* [YOUR INSTRUCTIONS]: How many lines in the records below contain "label"? Reply with the number alone.

Dataset rows for apps and sites

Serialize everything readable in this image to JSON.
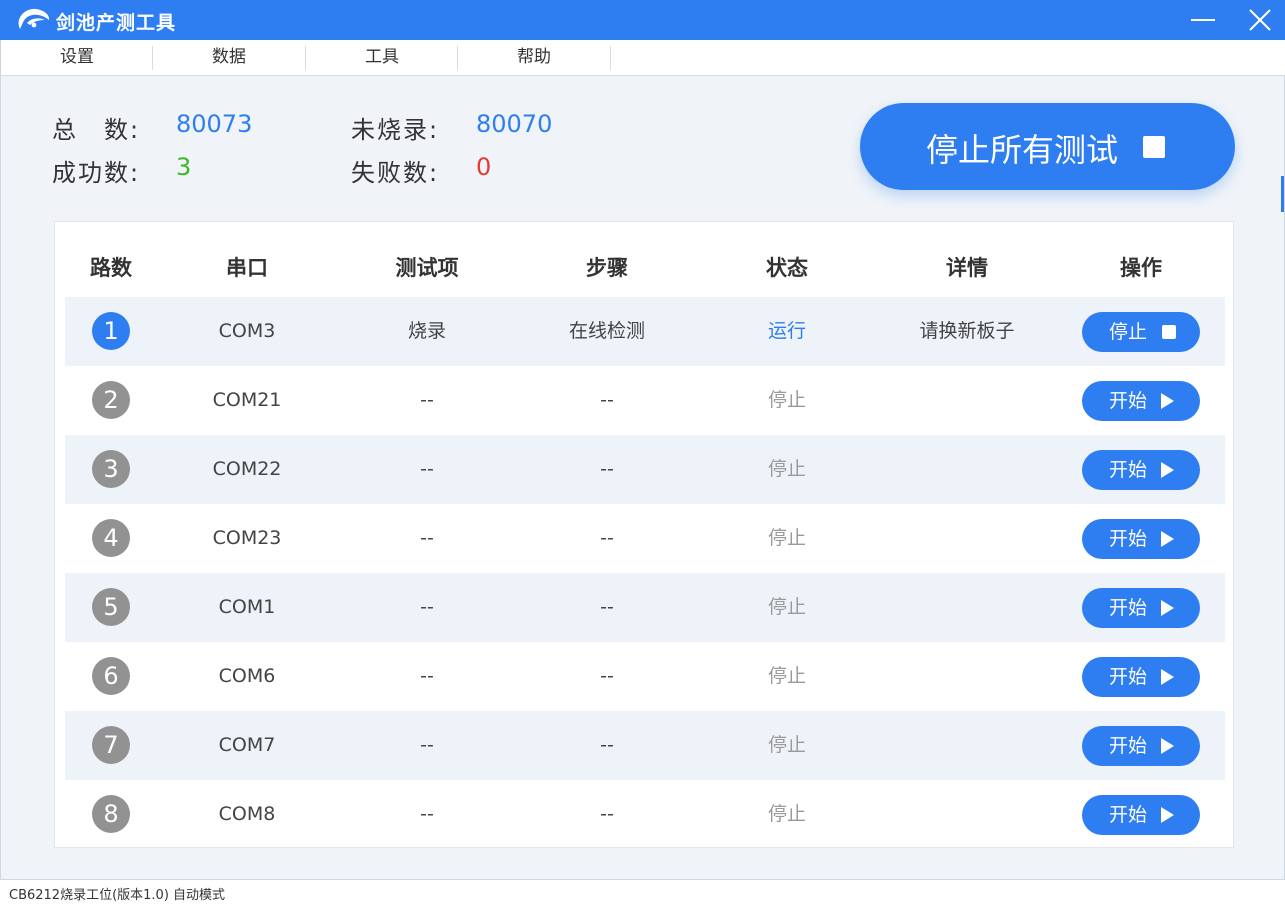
{
  "window": {
    "title": "剑池产测工具"
  },
  "menu": [
    {
      "label": "设置"
    },
    {
      "label": "数据"
    },
    {
      "label": "工具"
    },
    {
      "label": "帮助"
    }
  ],
  "stats": {
    "total": {
      "label": "总　数:",
      "value": "80073",
      "color": "#2e7ef2"
    },
    "unburned": {
      "label": "未烧录:",
      "value": "80070",
      "color": "#2e7ef2"
    },
    "success": {
      "label": "成功数:",
      "value": "3",
      "color": "#3cb62b"
    },
    "fail": {
      "label": "失败数:",
      "value": "0",
      "color": "#e53935"
    }
  },
  "stop_all_button": {
    "label": "停止所有测试",
    "icon": "stop-icon"
  },
  "table": {
    "headers": [
      "路数",
      "串口",
      "测试项",
      "步骤",
      "状态",
      "详情",
      "操作"
    ],
    "rows": [
      {
        "index": "1",
        "port": "COM3",
        "item": "烧录",
        "step": "在线检测",
        "status": "运行",
        "detail": "请换新板子",
        "action": "停止",
        "active": true
      },
      {
        "index": "2",
        "port": "COM21",
        "item": "--",
        "step": "--",
        "status": "停止",
        "detail": "",
        "action": "开始",
        "active": false
      },
      {
        "index": "3",
        "port": "COM22",
        "item": "--",
        "step": "--",
        "status": "停止",
        "detail": "",
        "action": "开始",
        "active": false
      },
      {
        "index": "4",
        "port": "COM23",
        "item": "--",
        "step": "--",
        "status": "停止",
        "detail": "",
        "action": "开始",
        "active": false
      },
      {
        "index": "5",
        "port": "COM1",
        "item": "--",
        "step": "--",
        "status": "停止",
        "detail": "",
        "action": "开始",
        "active": false
      },
      {
        "index": "6",
        "port": "COM6",
        "item": "--",
        "step": "--",
        "status": "停止",
        "detail": "",
        "action": "开始",
        "active": false
      },
      {
        "index": "7",
        "port": "COM7",
        "item": "--",
        "step": "--",
        "status": "停止",
        "detail": "",
        "action": "开始",
        "active": false
      },
      {
        "index": "8",
        "port": "COM8",
        "item": "--",
        "step": "--",
        "status": "停止",
        "detail": "",
        "action": "开始",
        "active": false
      }
    ]
  },
  "statusbar": {
    "text": "CB6212烧录工位(版本1.0) 自动模式"
  },
  "colors": {
    "accent": "#2e7ef2",
    "running": "#2e7ef2",
    "stopped": "#9a9a9a",
    "success": "#3cb62b",
    "fail": "#e53935"
  }
}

* [YOUR RESPONSE]: 9